“I hate to say this, because it sounds interesting, but maybe you need a specialist in these sorts of things.”
“Yeah, maybe so,” Ryan agreed. “But I’d rather have someone I know and trust who is willing to take the time to learn about the problem and search for the right solution. Again, we run into the problem of my not being able to understand the bullshit that’s being shoveled at me, especially from someone I don’t know well enough to trust. That’s why when I heard about the fact that you were going to have some time on your hands that I pretty well knew I had my answer. I think it’ll take less time for you to learn what you need to know than it would take for an outsider to come in and have to teach him what a fork truck and a skid of composition board is. And, like I said, I know I can trust you.”
“About all I can say is that I’ll take a swing at it, and see if I can help. If I feel like I’m in over my head and can’t figure it out, I’ll tell you. To be honest, that’s about all I can promise.”
“That’s about all I can ask for,” Clark smiled. “If we don’t get any further than settling this warehouse problem, then that’ll still be a big headache taken care of.”
“Sounds good to me,” Mark agreed. “The one thing I think we have to work out is to figure how you’re going to pay me. I mean, am I going to be an employee, or a consultant, or are we going to do this through Marlin Computer?”
“My guess is there’ll be times you have to put in a lot of hours, but there’ll be times there won’t be much going on for you to do,” Clark scratched his head. “To be honest, I hadn’t even thought about that situation. It strikes me that with the varying time, it might be better if you were hourly as a consultant. I’m sure we can work out a reasonable rate based on the consultant work Marlin Computer has done for us in the past. Whether you want to do it as an independent or as Marlin Computer, you’re the one that’s going to have to decide that.”
“I’ll think about it,” Mark promised. “Marlin.com has always been separate from Marlin Computer, at least as far as the bookkeeper and the IRS are concerned. It might be a good idea to continue like that, or it might be a better idea to set up a separate entity, because there are some other considerations involved. Either way, I’ll probably still be working out of this office.”
“Well, it might be worthwhile for you to have a small office out at the plant.
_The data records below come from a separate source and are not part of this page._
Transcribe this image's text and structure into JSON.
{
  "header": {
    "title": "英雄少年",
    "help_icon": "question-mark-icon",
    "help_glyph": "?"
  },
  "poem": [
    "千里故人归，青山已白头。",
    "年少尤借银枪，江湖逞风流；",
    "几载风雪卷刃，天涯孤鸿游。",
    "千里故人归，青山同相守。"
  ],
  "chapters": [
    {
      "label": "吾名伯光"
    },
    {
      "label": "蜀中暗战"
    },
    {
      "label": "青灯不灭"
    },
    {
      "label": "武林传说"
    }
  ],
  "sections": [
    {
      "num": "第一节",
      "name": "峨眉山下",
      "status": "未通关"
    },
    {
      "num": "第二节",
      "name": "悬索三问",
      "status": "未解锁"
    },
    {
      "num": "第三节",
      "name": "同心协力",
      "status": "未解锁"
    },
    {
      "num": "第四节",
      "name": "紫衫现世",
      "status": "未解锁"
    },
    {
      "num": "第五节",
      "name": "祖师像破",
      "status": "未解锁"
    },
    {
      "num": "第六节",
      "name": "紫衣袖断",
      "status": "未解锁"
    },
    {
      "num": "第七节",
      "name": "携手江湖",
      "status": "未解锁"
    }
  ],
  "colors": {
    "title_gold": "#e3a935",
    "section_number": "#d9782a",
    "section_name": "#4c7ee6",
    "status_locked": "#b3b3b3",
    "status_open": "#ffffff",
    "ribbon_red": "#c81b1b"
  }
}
It might make it more convenient for you, since there will be times you’ll spend a lot of time out there.”
“You might be right at that. You have some office space available, I take it?”
“Yeah, no problem. It won’t be a big office, but you’ll be able to work in it.”
“Just have to see how it works out, I guess,” Mark replied. “It’s probably not worthwhile to get started today, since the day is half shot already and I need to take off early since I have company coming. Monday is Memorial Day, but I guess I could get started Tuesday.”
“Good enough,” Ryan told him. “In fact, it’s going to push me to figure out how to get you started. I figure the first thing you need to do is to get a better idea of the warehousing problem, and the conditions in the plant. Once you get a handle on that, you can start developing specs, although I’d guess you could start preliminary research on available systems pretty soon.”
“Yeah, we’ll have to work out a plan of how to approach this, too,” Mark agreed. “Like I said, this is going to take care of one problem. More than one problem.”
“No, trying to figure out whether to rebuild a boat this summer. I wasn’t sure I wanted to do it anyway, but now I won’t have to. I’ve got something else that’s new to interest me instead.”